What Does Public Liability Insurance Cover?
Public Liability insurance covers a person, a business, an event, a contractor – even a community building – for costs from legal action if they are found liable for death or injury, loss or damage of property, or economic loss resulting from their negligence.
Examples of public liability claims:
- A mechanic who makes house calls works on the brakes of a customer’s truck. As he tests the brakes, he drives into the back of the customer’s garage. The mechanic is responsible for the repairs. With Public Liability insurance he can claim on this.
- A lawyer based in an office suite has a window air conditioner. It falls from the window due to improper installation.
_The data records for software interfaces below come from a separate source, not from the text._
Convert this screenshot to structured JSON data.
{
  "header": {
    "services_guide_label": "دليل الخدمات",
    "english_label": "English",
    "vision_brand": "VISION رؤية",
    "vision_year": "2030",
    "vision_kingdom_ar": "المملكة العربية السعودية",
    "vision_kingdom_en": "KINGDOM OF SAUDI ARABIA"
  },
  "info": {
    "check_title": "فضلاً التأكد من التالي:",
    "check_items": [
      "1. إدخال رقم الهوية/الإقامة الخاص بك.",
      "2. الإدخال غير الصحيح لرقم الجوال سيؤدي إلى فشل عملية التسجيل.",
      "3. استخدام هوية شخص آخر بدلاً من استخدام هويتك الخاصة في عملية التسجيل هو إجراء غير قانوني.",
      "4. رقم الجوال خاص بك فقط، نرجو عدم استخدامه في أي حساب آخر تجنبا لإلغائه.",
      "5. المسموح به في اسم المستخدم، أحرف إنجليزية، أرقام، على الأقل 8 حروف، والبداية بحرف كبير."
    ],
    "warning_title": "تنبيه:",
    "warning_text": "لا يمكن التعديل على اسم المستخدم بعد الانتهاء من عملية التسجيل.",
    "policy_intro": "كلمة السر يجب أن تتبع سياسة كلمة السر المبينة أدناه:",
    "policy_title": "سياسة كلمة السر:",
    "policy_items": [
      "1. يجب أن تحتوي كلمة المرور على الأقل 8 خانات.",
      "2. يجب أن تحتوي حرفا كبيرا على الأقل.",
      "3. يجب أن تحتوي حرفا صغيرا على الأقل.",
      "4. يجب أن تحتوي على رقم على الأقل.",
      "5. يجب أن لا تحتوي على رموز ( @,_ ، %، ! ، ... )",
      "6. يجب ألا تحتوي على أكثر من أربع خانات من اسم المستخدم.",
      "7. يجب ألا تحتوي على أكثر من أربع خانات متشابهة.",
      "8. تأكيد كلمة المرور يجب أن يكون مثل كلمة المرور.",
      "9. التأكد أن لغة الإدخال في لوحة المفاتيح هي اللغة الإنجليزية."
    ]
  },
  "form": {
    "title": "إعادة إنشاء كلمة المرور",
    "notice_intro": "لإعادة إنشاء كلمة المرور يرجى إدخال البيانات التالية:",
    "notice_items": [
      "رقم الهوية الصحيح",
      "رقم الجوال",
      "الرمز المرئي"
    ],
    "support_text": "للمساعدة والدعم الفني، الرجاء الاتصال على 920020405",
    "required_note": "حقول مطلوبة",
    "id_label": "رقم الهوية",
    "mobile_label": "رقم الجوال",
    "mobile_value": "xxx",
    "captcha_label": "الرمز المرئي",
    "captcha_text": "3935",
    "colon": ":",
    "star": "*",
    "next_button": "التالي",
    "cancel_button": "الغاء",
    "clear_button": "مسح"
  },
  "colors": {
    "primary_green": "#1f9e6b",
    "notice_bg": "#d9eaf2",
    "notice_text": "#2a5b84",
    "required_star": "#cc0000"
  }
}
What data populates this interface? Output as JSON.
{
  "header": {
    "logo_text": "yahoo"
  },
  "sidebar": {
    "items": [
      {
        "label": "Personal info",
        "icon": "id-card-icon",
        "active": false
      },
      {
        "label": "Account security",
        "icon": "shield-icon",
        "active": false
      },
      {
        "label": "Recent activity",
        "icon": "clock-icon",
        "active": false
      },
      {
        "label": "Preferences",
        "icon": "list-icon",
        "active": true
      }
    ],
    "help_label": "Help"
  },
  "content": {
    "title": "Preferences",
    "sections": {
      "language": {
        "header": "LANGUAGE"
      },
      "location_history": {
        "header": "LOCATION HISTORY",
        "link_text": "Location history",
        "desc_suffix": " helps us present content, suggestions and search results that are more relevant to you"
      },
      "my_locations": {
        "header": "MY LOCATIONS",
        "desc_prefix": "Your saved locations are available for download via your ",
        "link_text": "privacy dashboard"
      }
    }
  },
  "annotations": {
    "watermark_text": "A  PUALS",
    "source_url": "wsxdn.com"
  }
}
The shop below has an expensive commercial awning, and the unit rips through the awning. The lawyer is responsible for the damages.
- A horse trainer works on a five-acre plot connected to a neighbouring orchard. A horse breaks free and tramples a full acre of newly planted seedlings. The trainer is responsible for the seedlings.
- A customer trips on a loose brick in a walkway. Injuries caused due to uneven sidewalks, driveways, paths, steps or stairs are claimable.
- Injuries due to slipping, tripping or falling within your store/place of business or on public grounds (restrooms, gardens, cafeterias) are claimable.
- Injuries from falling objects that occur on your property are claimable. Even non-customers who walk by your property could open a claim. A member of the general public who walks by a construction site and is hit by a falling hammer, for example, can open a claim against the construction company.
- In the case of public liability insurance, if you own a business, you may be liable for damages or injuries to another person or property. Though public liability insurance is optional in most cases, it is strongly recommended for businesses in all industries as the likelihood of being sued for negligence is unpredictable and potentially very costly.
Some Final Words on Professional Indemnity vs Public Liability Insurance
So which insurance is right for you?
If you’re in business, it’s important to understand professional indemnity vs public liability insurance.
Your local Phoenix Broker can work with you to ensure you have the right cover in place for your business. They will assist in determining whether you need professional indemnity vs public liability insurance, or a combination of both.
Whatever business you’re in, if there is a liability issue or a claim made against you, your insurance company handles the entire legal process for you. So, in the case of professional indemnity vs public liability insurance, you’ll be able to get on with your core business should the worst happen.
Professional Indemnity vs Public Liability Insurance Costs
Frequently Asked Questions
Premiums for professional indemnity insurance are calculated according to your profession, as some professions are much higher risk than others. Just like any other insurance policy, there are several factors that go into the cost of the policy, not just the amount of cover or limit of indemnity required.
The size of a business, it’s turnover and its professional activities are crucial parts of any calculation for professional indemnity insurance, along with any claims that have already been made. Generally speaking, the greater the exposure to a potential claim, the more cost will be involved in the purchase of professional indemnity insurance.
How much cover you need will depend on what other companies or entities you work with. For example, if you are dealing with schools and government agencies, or if you are doing work in major shopping complexes or large commercial buildings, your contract may stipulate a minimum cover amount. Alternatively, your licensing authority may have set minimum cover amounts for different business types.
If a minimum amount has not been set out, you will need to decide on the cover amount. As a rule of thumb, the more your business deals with the general public, the higher the amount of cover that should be considered.